Wacky costumes galore!

A huge part of the Volkfest appeal lies in getting zany and light-hearted in the quintessential Bavarian costumes. Perhaps being able to have a laugh in trachten (traditional Bavarian outfits) is a little akin to taking a holiday without the hassle and expense. After all, we’re seldom given the chance to deck ourselves out in embossed, snug-fitting dirndl , a flexible Alpine-style hat, or the ubiquitous embroidered lederhosen. All this for the purposes of drinking beer and having a good time, no less! Together it’s all an excellent recipe for relaxation—albeit a somewhat rowdy form of relaxation.

There are plenty of chances to play dress-up for those not able to get their hands on a pair of deerskin lederhosen suspenders in time. A German flag or fun Beer Flag is a common way party-goers get into the spirit in the UK and an increasingly common way to festoon Oktoberfest celebrations at home or the local pub. Here, too, Germany bunting and kegs decorated with Bavarian table flags are growing in popularity, being often seen outside to attract festival-going beer-drinkers to the October celebrations.

We love to share and remember...

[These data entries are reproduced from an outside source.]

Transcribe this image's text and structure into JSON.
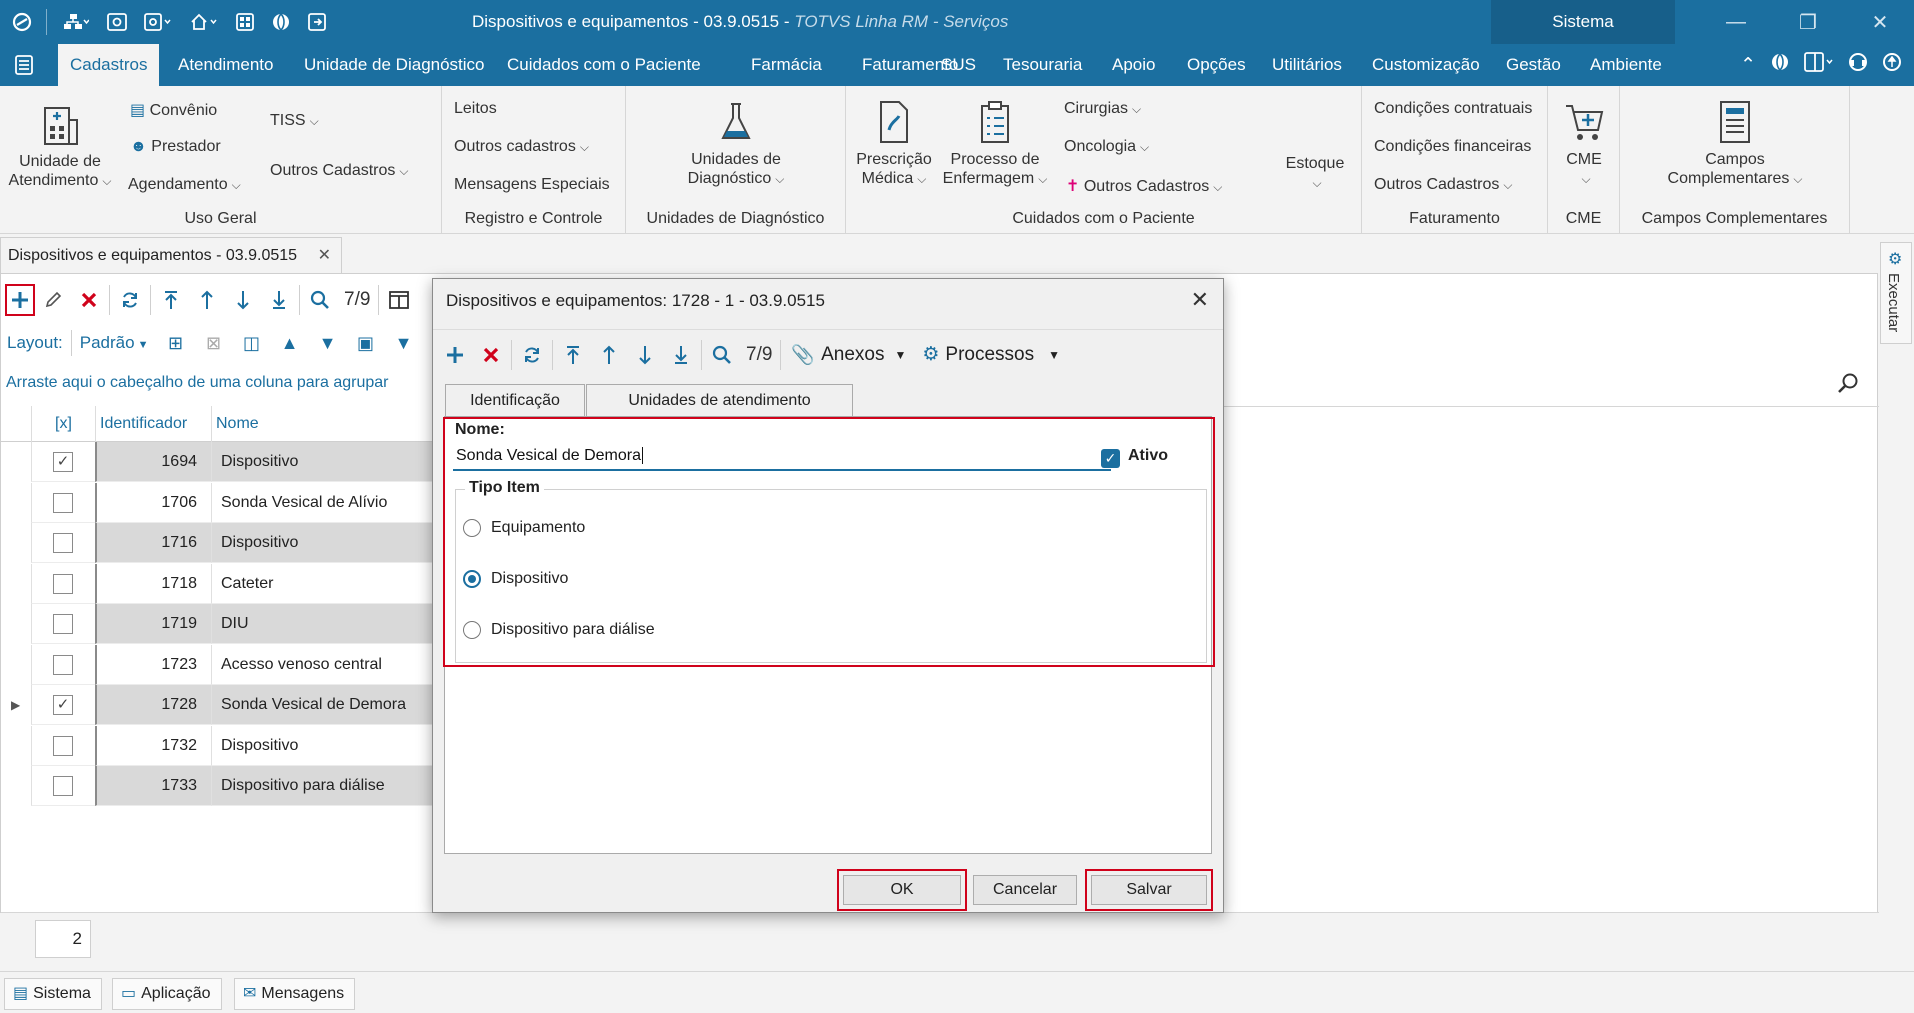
{
  "window": {
    "title": "Dispositivos e equipamentos - 03.9.0515 -",
    "product": "TOTVS Linha RM - Serviços",
    "context": "Sistema"
  },
  "menu": {
    "items": [
      "Cadastros",
      "Atendimento",
      "Unidade de Diagnóstico",
      "Cuidados com o Paciente",
      "Farmácia",
      "Faturamento",
      "SUS",
      "Tesouraria",
      "Apoio",
      "Opções",
      "Utilitários",
      "Customização",
      "Gestão",
      "Ambiente"
    ],
    "active": "Cadastros"
  },
  "ribbon": {
    "uso_geral": {
      "label": "Uso Geral",
      "unidade_line1": "Unidade de",
      "unidade_line2": "Atendimento",
      "convenio": "Convênio",
      "prestador": "Prestador",
      "agendamento": "Agendamento",
      "tiss": "TISS",
      "outros": "Outros Cadastros"
    },
    "registro": {
      "label": "Registro e Controle",
      "leitos": "Leitos",
      "outros": "Outros cadastros",
      "mensagens": "Mensagens Especiais"
    },
    "diagnostico": {
      "label": "Unidades de Diagnóstico",
      "btn_line1": "Unidades de",
      "btn_line2": "Diagnóstico"
    },
    "cuidados": {
      "label": "Cuidados com o Paciente",
      "prescricao_line1": "Prescrição",
      "prescricao_line2": "Médica",
      "processo_line1": "Processo de",
      "processo_line2": "Enfermagem",
      "cirurgias": "Cirurgias",
      "oncologia": "Oncologia",
      "outros": "Outros Cadastros"
    },
    "estoque": {
      "label": "Estoque"
    },
    "faturamento": {
      "label": "Faturamento",
      "contratuais": "Condições contratuais",
      "financeiras": "Condições financeiras",
      "outros": "Outros Cadastros"
    },
    "cme": {
      "label": "CME",
      "btn": "CME"
    },
    "campos": {
      "label": "Campos Complementares",
      "btn_line1": "Campos",
      "btn_line2": "Complementares"
    }
  },
  "doc_tab": {
    "title": "Dispositivos e equipamentos - 03.9.0515"
  },
  "toolbar": {
    "record_counter": "7/9",
    "layout_label": "Layout:",
    "layout_value": "Padrão"
  },
  "grid": {
    "group_hint": "Arraste aqui o cabeçalho de uma coluna para agrupar",
    "columns": [
      "[x]",
      "Identificador",
      "Nome"
    ],
    "rows": [
      {
        "checked": true,
        "id": "1694",
        "name": "Dispositivo"
      },
      {
        "checked": false,
        "id": "1706",
        "name": "Sonda Vesical de Alívio"
      },
      {
        "checked": false,
        "id": "1716",
        "name": "Dispositivo"
      },
      {
        "checked": false,
        "id": "1718",
        "name": "Cateter"
      },
      {
        "checked": false,
        "id": "1719",
        "name": "DIU"
      },
      {
        "checked": false,
        "id": "1723",
        "name": "Acesso venoso central"
      },
      {
        "checked": true,
        "id": "1728",
        "name": "Sonda Vesical de Demora"
      },
      {
        "checked": false,
        "id": "1732",
        "name": "Dispositivo"
      },
      {
        "checked": false,
        "id": "1733",
        "name": "Dispositivo para diálise"
      }
    ],
    "page_number": "2"
  },
  "status_tabs": [
    "Sistema",
    "Aplicação",
    "Mensagens"
  ],
  "side_panel": {
    "label": "Executar"
  },
  "dialog": {
    "title": "Dispositivos e equipamentos: 1728 - 1 - 03.9.0515",
    "record_counter": "7/9",
    "anexos": "Anexos",
    "processos": "Processos",
    "tabs": [
      "Identificação",
      "Unidades de atendimento"
    ],
    "nome_label": "Nome:",
    "nome_value": "Sonda Vesical de Demora",
    "ativo_label": "Ativo",
    "ativo_checked": true,
    "tipo_item_label": "Tipo Item",
    "tipo_options": [
      "Equipamento",
      "Dispositivo",
      "Dispositivo para diálise"
    ],
    "tipo_selected": "Dispositivo",
    "buttons": {
      "ok": "OK",
      "cancel": "Cancelar",
      "save": "Salvar"
    }
  },
  "colors": {
    "brand": "#1b6fa0",
    "highlight": "#d0021b",
    "delete": "#d0021b"
  }
}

Apart from kitting up in vivacious German outfits to eat, drink, and be merry, most Oktoberfest exploits are ideal for sharing with friends and family. After all, social media keeps Britons fundamentally connected, and Oktoberfest outfits are a picture-perfect way to share the jollity with everyone we know. Let’s face it—in such a heavily social media-oriented society, Oktoberfest is almost designed for photo-sharing! This side of the North Sea, Oktoberfest is often very much just a chance for people let loose and appreciate good old food & beer. Those headed to events will want to keep track of each other in venues packed with upwards of 50,000 UK party-goers with a cheeky Beer Flag that will stand out a mile across the tents and crowds. In terms of remembering the event, it’s worth noting that while the signature beer steins are a popular ideal keepsake (upwards of 200,000 were recovered from ambitious festival-goers one year!), they aren’t allowed to be taken home. Instead, why not design a custom Bavaria flag for the event, which will last for years to come?

Whether you’re in it for the food, the photos, or just for the plain old beer, the growing popularity of Oktoberfest lies solidly in the fact that there’s something for everyone. Hundreds of thousands of Britons across the UK will be celebrating this year, either in beer halls decked with Bavarian bunting and eye-catching Oktoberfest flags or from home with Germany table flag -strewn kegs. So, whatever your favourite thing is about Oktoberfest, The Flag Shop has everything you need to set the stage for a folk- and beer-filled party season. Prost!